Friday was the 11th of Cheshvan, the date of Mother Rachel, Rachel Imeinu's death. What is the secret of her strength? Rabbanit Yemima Mizrahi relates the following:
"This week I filmed a class at Rachel's Tomb. I met there a sweet Bat Mitzvah girl. I said to her: Do you know where you are? You are next to the one whose wedding celebration was canceled. This is not what Rachel imagined her wedding day would be like. She looked forward to it, waited, only to be disappointed when it was canceled. At the last minute, her sister Leah got married in her place.
"Yet Rachel did not react by disrespecting Leah, but by helping her. You, too, did not want your Bat Mitzvah day to look like this. You wanted a large celebration. But it was precisely from within her pain of missing out that Rachel told herself: It's true, they took away my celebration, but I will not allow them to take away my desire to do good. I do not want to cause embarrassment for my sister Leah. At the height of her own embarrassment and disappointment, Rachel thought about her sister. This is the power of Rachel, a power that can light up the world.
Since the start of the corona, celebrations and dreams have been canceled for all of us. Our situation is not simple. But when it is dark for ourselves, we must try and not make it dark for others, to try instead to bring them light. This is the greatness of Rachel, and this is what I wish for all of us. It is precisely when our celebrations have been canceled and we are missing out that the time is right for accessing the powerful light giving capacity of Rachel."
Avraham and us: Bringing blessing to the whole world
In this week's Torah portion, Avraham Avinu receives a promise: *"And all the families of the earth shall be blessed in you."* (Genesis 12:3). Daily hardships cause us to forget this mission of ours, to be a blessing to the whole world. But here are two examples that demonstrate how those on earth have been blessed on our account:

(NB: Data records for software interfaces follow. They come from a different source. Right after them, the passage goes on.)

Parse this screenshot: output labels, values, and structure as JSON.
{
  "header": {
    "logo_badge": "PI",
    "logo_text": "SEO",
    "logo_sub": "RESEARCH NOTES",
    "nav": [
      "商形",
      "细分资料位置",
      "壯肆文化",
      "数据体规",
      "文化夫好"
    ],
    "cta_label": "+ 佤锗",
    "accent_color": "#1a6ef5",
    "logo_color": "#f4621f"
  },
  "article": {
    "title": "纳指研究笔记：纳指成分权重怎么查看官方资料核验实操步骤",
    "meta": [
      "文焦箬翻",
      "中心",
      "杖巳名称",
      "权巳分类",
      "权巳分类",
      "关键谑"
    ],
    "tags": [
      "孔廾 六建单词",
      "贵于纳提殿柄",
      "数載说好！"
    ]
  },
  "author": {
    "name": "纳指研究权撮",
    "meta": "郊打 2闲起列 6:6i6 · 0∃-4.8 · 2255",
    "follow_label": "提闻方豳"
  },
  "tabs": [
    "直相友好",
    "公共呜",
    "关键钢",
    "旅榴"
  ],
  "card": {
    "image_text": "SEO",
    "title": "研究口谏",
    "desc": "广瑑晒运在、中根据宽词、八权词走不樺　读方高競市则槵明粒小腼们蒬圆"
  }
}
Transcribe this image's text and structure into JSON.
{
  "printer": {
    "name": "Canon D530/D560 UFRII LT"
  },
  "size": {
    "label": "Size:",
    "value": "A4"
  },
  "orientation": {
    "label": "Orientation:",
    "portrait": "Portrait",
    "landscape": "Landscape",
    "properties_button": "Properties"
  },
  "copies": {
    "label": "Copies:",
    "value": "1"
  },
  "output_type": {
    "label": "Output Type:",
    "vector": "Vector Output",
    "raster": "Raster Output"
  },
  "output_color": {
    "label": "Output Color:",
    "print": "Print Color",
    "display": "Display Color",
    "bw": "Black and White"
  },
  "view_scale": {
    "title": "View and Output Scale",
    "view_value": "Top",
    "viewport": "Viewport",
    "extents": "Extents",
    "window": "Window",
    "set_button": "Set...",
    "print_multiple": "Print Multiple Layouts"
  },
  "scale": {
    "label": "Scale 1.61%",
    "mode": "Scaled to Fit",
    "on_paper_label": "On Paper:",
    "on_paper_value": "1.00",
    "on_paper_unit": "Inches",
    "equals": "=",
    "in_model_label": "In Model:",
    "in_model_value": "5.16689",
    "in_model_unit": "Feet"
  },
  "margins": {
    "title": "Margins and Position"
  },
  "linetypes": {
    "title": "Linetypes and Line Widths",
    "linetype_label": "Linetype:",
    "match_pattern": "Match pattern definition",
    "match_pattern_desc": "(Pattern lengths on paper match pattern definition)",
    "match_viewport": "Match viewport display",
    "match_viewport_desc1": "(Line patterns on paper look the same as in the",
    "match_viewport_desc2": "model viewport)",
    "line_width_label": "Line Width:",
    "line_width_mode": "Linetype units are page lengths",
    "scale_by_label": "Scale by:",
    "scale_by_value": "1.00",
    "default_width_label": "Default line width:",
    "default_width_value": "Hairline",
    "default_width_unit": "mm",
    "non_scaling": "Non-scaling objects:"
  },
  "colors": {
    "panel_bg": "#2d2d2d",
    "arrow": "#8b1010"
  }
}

The first example is found in Jewish Nobel prize recipients. In recent days, the winners of this year's Nobel prizes were announced. At least three Jews appear on the brief list: Louise Gluck won the Nobel Prize in Literature, Roger Penrose the prize in physics, and Paul Milgrom the prize in economics. Up until today, 900 Noble prizes have been awarded and more than 200 of them have been received by Jews. Jews comprise one fifth of one percent of the world's population but more than 22% of those who have won Nobel prizes. It's not a racist claim that we are smarter than other people, but a fact that our thousands of years of investment in mind and spirit, in intense study and scholarship, have simply borne fruit.
The grandfather of the grandfather of each of our Nobel prize winners sat down every day with a gemara and cracked open the problems presented there with persistence and devotion derived from curiosity and a love for Torah. The result of this effort was descendants who lead the world in bringing it blessings in every area of creative endeavor and research.
The second example of the blessings or benefits Jews bring may be found in the recent peace agreements referred to as the Abraham Accords. In this week's parasha, Avraham Avinu is commanded to go to the Land of Israel. A small step for a man, a giant leap for mankind. Thousands of years later, the Arab people recognize what we can give to the them and want to be part of our story and what we are building here. Three agreements in one month with three Arab nations: the UAE, Bahrain, and Sudan. If it were not for the corona, we would be speaking about nothing except peace with these countries, day and night. Sudan, in particular, stands out since it was a declared enemy of ours for years, but has now chosen to abandon Al-Qaeda, Iran, and the rest of the world's terrorists and to attach itself instead to the tiny Jewish state.
There is more we have to do to before completing our mission of bringing blessing to the whole world, but we are on the way.
• Translation by Yehoshua Siskin